Here are a few kernels:
Referencing Isaiah 6, Kerry Allen preached, "Sometimes worship isn't a warm, fuzzy; sometimes worship is a painful experience that results in reformation." He also said, "Kingdom people, sometimes, never hear the voice of the King, and that is tragic."
From Greg Dill: "We don't have a right to change the message; our job is to deliver the message."
Fred Rodkey, Preaching Pastor of Chapel Rock Christian Church preached "You look like Jesus when you're searching for the lost, more than any other time in your life."
Ron Otto, the former minister at South Lansing gave, in my opinion, the best sermon of the week. He told us that 1 out of every 1000 doors we knock on results in a conversion to Christ. 1 of every 9 people we invite to church becomes a Christian, but 1 of every 3 people we invite into our home will make Christ their Lord.
Dick Chambers preached, "Salvation is free, but discipleship costs you everything you've got."
On Thursday morning, Harry "Bud" Yoder told us, "You can teach people how, but until you teach them why, they'll never be disciples.
J. Allen Cook delivered one of the best sermons I've ever heard on the parable of the prodigal son. he told us, "Your church reflects either one of two spirits. It reflects the prodigals willingness to celebrate and come home, or it reflects the older brother's spirit of judgment." He also said, "Prodigal sons sin gregariously; older brothers sin tastefully. They both sin. Prodigals are just on the accelerated plan." He concluded by preaching, "Older brothers, don't forget you have a past; prodigals, don't forget you have a future."
Of course, Mike Kjergaard preached a dandy. Speaking on the parable of the unmerciful servant, he said, "As a forgiven people, we need to be a forgiving people."
The week was rounded out by Lee Mason. I don't always agree with what Lee writes, but I've yet to hear him preach a clunker. He did not disappoint last night, either. He preached, "A man's life does not consist of what he possesses, but of who possesses him." He also told us a Spanish proverb that puts material possessions in the right light: "There are no pockets in a shroud."
All in all it was a great week, and I look forward to returning to the North woods on August 5-7, 2008.
Tuesday, August 07, 2007
Houghton Lake Heaven
Sunday, August 05, 2007
Receiving the baton
When I read names like Lee Doty and Bob Palmer and Ron Otto on the baton, I am reminded of the heritage which I inherit and the responsibility that comes with so sober a charge.

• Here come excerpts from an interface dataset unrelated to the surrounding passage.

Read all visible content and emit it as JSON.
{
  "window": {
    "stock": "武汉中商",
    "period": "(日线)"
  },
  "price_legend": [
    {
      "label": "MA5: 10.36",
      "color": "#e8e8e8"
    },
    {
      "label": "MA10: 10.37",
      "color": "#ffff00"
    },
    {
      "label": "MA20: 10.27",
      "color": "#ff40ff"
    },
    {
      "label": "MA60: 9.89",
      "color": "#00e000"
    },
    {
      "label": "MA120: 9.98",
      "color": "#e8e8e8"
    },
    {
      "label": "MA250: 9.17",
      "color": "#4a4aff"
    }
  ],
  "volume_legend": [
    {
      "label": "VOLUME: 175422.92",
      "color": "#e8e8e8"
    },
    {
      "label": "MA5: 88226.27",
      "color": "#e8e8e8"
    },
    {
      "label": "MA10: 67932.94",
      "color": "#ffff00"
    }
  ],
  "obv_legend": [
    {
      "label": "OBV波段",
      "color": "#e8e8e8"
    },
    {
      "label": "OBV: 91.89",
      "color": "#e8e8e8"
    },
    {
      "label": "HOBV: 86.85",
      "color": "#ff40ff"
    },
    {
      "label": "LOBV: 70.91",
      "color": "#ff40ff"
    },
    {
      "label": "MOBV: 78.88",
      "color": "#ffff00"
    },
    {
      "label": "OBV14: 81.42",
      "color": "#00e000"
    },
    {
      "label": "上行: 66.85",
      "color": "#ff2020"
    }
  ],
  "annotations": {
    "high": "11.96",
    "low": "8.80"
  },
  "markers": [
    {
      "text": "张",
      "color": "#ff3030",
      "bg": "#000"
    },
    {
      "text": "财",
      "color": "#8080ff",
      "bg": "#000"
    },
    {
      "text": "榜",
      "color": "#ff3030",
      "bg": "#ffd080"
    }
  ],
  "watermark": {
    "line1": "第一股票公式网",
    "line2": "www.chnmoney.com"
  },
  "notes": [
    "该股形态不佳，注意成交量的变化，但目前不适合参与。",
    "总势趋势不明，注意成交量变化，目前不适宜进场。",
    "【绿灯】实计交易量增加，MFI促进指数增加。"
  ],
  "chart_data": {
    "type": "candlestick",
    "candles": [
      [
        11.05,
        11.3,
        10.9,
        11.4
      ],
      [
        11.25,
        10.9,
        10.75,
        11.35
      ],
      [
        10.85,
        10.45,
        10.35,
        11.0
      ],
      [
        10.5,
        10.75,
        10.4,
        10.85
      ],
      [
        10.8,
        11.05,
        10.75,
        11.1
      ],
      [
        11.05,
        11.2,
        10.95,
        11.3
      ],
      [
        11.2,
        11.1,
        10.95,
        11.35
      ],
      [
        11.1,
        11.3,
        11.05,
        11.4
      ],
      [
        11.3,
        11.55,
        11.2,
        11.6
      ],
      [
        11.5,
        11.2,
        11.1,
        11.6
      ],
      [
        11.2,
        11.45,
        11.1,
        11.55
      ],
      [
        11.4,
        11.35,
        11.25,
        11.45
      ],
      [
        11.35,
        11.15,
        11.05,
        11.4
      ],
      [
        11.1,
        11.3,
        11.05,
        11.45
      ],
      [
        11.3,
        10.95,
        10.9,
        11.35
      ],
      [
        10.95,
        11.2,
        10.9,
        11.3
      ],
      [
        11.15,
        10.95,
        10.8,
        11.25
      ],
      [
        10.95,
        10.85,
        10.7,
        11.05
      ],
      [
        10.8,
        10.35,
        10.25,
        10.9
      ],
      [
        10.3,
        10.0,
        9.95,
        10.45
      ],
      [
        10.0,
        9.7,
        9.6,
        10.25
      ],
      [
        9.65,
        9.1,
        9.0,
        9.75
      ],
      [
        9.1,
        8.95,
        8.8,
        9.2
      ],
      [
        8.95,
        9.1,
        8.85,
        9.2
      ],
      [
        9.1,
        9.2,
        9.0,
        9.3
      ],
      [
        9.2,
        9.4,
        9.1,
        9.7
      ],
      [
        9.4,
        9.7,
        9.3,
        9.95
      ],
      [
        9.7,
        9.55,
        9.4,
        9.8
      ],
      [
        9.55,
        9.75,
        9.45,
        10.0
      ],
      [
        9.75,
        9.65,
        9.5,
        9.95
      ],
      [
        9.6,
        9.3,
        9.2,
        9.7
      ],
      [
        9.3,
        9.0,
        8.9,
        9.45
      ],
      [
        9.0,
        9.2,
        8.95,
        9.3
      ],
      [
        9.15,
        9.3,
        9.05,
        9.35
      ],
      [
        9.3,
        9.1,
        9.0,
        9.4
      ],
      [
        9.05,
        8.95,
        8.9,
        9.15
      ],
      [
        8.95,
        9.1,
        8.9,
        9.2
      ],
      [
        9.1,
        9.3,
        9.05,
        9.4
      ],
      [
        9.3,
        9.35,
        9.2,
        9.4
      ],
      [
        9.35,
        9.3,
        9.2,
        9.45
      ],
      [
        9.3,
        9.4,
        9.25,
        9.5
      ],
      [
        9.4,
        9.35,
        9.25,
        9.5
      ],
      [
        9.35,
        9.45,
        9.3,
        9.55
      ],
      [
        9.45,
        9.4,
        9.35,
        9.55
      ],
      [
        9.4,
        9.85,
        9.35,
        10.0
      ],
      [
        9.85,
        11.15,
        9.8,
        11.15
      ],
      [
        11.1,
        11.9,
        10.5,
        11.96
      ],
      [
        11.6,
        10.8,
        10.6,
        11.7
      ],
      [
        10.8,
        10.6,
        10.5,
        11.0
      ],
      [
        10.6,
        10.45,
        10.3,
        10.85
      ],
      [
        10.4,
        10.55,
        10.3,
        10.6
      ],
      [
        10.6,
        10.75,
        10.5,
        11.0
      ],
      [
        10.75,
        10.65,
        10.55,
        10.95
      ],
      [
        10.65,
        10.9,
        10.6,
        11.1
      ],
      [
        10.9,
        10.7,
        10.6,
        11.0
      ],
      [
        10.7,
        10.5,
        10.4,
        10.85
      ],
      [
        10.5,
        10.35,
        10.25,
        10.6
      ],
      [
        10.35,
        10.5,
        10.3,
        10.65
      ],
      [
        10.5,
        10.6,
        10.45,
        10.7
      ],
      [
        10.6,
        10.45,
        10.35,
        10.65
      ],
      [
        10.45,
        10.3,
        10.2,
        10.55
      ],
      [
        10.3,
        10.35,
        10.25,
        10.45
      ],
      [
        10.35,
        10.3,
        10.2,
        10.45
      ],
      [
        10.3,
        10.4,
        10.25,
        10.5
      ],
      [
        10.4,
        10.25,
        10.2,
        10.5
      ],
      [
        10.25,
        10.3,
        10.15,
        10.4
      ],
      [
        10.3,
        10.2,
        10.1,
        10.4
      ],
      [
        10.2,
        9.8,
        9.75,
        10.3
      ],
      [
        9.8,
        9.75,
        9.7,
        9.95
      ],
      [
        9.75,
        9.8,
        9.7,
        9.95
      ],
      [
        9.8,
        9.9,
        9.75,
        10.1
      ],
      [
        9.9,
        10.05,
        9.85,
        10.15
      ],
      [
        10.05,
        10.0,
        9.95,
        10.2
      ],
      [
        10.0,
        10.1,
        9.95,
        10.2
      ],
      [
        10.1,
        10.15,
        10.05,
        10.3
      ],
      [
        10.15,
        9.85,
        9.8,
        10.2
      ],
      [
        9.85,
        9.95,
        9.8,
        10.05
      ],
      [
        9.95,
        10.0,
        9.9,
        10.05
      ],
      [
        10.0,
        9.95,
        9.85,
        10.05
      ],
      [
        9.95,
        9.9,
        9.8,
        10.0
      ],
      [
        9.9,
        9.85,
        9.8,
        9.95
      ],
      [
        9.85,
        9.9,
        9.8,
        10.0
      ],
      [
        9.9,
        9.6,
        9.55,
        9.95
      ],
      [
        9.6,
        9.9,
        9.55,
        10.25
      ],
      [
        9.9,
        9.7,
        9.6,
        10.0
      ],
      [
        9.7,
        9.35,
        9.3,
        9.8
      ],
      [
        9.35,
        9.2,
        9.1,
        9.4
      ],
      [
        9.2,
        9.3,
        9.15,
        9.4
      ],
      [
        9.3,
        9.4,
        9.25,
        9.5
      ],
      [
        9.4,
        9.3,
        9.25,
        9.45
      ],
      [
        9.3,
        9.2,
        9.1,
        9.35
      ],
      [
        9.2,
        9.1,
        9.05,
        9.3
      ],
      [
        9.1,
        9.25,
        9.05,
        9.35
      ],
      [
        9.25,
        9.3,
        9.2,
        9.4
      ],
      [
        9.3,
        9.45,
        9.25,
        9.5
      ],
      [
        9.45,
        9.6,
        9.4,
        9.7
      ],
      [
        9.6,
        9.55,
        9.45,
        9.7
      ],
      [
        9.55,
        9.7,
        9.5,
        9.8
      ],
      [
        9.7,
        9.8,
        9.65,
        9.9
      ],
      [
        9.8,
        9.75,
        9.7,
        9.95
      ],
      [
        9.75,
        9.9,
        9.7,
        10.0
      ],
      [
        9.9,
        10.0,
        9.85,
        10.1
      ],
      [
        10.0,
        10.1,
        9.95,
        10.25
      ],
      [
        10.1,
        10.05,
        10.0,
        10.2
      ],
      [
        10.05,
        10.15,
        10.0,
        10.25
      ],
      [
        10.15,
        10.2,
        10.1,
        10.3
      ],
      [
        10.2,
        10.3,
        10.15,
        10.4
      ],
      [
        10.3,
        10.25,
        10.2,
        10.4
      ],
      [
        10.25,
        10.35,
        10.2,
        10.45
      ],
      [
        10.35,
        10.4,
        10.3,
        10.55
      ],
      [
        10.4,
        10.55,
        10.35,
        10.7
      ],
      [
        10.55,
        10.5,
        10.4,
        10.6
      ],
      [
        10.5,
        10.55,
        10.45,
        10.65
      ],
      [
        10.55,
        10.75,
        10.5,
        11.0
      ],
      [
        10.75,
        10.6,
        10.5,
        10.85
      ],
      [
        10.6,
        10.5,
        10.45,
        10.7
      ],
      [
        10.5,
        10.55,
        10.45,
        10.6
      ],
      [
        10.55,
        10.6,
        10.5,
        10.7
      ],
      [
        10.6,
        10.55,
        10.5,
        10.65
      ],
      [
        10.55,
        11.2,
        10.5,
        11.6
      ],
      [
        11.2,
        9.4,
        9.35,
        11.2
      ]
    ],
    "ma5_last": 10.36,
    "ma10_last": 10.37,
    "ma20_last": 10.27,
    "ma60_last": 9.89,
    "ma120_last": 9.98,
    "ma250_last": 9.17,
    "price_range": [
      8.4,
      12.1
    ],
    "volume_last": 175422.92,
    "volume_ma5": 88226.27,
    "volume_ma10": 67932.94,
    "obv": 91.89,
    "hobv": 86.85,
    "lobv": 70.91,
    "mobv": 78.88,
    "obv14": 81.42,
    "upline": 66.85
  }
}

I hope I am worthy of that with which I have been trusted.
Saturday, August 04, 2007
Still, my enthusiasm is tempered a bit. Last Sunday during worship I glanced over at Mrs. Frankly and tears were trickling down her cheeks. I mouthed the words, "what's wrong?" She reached over and wrote in my journal "Butler." She misses folks, and I do, too.
Yet the turning of this page in our life has been made so clear by the Lord. God has opened this door, and that makes it alright to walk through it. In fact, it is better than merely alright, it is awesome.
What will God accomplish in the coming years? I can't wait to find out.
Thursday, August 02, 2007
Wednesday, August 01, 2007
Politically correct baseball . . . what's next?!
While the Lowell Spinners and Brooklyn Cyclones played the game, the announcers struggled with terms like "first baseperson," and "vertically-challenged stop." All in all, a pretty hilarious evening.
What would happen if political correctness came to church, I wonder?
Oh yeah, the TNIV.
Sorry, Wally. I just couldn't resist.
A great blessing
May our sons flourish in their youth
like well-nurtured plants.
May our daughters be like graceful pillars,
carved to beautify a palace.
May our barns be filled
with crops of every kind.
May the flocks in our fields multiply by the thousands,
even tens of thousands,
and may our oxen be loaded down with produce.
May there be no enemy breaking through our walls,
no going into captivity,
no cries of alarm in our town squares.
Yes, joyful are those who live like this!
Joyful indeed are those whose God is the Lord.